posted via AndroBlog on Google Nexus One (Android 2.2)
last week, i came across a posting in an Android forum which mentioned something about Apple. the company, not the fruit. it was about how Apple wanted to patent or copyright the word ‘Pad’ for its iPad. frankly, i wasn’t aware of that pad-patenting-news. but what was interesting was the comment from one of the fellow ‘forumite’. it amazes me how extreme people can get. the particular forumite has so much hate for Jobs, which almost ‘sounded’ like he (Jobs) had done something really nasty him or his family.
to fair, i think Jobs & the team did ‘revolutionized’ many things. iPod alone has revolutionized portable music player. portable music player that plays MP3 format music was introduced in the late nineties (1998), where Apple only came into the portable music player market in 2001. never mind about who invented the player, but the key is who make it big and who made the name sticks. these days some people even refer portable music player as ‘iPod’, even though they simply means other brand of MP3 players. the name sticks. iPod became synonymous with portable music player. it was a marketeer’s dream. technology advancement has to go with design and the right marketing strategy to achieve what Apple has achieved with it’s various products today.
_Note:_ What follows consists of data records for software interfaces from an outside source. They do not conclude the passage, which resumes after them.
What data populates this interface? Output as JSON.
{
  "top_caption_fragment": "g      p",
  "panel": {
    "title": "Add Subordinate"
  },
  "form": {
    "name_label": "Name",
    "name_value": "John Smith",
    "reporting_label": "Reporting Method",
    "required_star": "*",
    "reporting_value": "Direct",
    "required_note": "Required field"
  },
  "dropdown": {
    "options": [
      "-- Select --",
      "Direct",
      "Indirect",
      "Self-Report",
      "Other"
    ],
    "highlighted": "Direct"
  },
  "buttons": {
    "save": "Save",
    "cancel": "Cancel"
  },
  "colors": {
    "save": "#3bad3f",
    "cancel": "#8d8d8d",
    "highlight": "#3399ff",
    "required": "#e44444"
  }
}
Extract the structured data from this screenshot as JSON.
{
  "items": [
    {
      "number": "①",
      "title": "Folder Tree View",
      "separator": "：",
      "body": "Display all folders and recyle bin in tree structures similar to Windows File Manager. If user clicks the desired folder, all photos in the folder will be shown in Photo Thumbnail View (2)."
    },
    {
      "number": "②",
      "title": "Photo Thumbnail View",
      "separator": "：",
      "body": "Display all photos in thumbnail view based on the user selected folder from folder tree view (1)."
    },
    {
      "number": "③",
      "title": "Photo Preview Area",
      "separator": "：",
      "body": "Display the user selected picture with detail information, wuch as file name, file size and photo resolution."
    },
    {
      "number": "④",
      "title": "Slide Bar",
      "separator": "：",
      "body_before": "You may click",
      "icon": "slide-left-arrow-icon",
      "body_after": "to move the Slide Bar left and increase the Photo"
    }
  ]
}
i am not a die-hard fan of Apple. i only ‘make-the-switch’ in 2008 and guess what makes me ‘make-the-switch’? two things: iPhone and Windows. the discovery of the goodness of iPhone OS, it’s simplicity and usability, coupled with the constant frustration with Windows’ security flaws and bugs made me decided that my life could be simpler. i want to use the machine that i have bought and not spending time doing diagnostic or speaking to the robot-like customer service people. i used to custom my own windows-based PC. i tired of missing drivers, security flaws et cetera. the last draw was with Windows VISTA which came with the Dell XPS 420. i am astounded by its (VISTA) endless bugs and driver incompatibility with many hardware. i was spending time calling DELL, making searches on the net for a solution. then came one day, i just walked into my local Harvey Norman and grab a unibody MacBook and the rest is history. since then, i have added an iMac, 2 generations of iPhone and an Apple Extreme Base Station to my Apple ‘collections’.
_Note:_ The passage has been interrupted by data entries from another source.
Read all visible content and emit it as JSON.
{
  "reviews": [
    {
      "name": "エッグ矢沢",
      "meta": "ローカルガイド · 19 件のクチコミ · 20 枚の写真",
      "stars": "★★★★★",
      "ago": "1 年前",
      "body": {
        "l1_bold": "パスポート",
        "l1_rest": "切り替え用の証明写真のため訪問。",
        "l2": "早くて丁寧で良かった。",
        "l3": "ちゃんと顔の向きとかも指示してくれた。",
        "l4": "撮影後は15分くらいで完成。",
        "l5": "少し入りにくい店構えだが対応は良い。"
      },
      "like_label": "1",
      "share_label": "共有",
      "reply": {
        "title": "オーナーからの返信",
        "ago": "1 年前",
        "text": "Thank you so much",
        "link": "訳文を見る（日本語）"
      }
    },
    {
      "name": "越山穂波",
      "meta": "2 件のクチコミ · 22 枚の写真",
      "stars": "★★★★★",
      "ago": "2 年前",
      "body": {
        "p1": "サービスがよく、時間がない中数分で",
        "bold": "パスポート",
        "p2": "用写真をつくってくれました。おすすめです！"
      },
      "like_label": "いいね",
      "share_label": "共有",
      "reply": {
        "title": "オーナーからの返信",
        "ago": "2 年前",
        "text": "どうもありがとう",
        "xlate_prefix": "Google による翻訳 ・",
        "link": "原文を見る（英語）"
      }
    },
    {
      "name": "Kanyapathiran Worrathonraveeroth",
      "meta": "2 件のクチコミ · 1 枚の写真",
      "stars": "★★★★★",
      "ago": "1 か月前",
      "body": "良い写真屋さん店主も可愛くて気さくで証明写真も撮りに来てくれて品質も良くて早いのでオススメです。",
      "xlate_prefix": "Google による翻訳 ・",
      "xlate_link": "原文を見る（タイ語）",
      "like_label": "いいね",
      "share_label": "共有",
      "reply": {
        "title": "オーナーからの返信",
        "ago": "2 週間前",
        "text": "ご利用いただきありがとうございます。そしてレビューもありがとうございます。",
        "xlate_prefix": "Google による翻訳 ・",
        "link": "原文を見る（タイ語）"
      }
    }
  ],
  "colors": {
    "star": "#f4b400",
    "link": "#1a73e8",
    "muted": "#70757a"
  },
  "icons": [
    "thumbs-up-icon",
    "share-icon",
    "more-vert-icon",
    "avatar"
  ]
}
i just want to use computer and my mobile phone, and i am certainly not looking forward to patches or trouble shooting. i don’t hate windows. i welcome technology advancements, revolutions and competitions. but businesses shouldn’t let their books decided the fate of their products. i am using the Google Nexus One (Android 2.2 now) now. my conclusion? it’s a great phone and a superb OS. BUT, it definitely helps to be a hardware and software company. you make product with better integration between hard & software. period.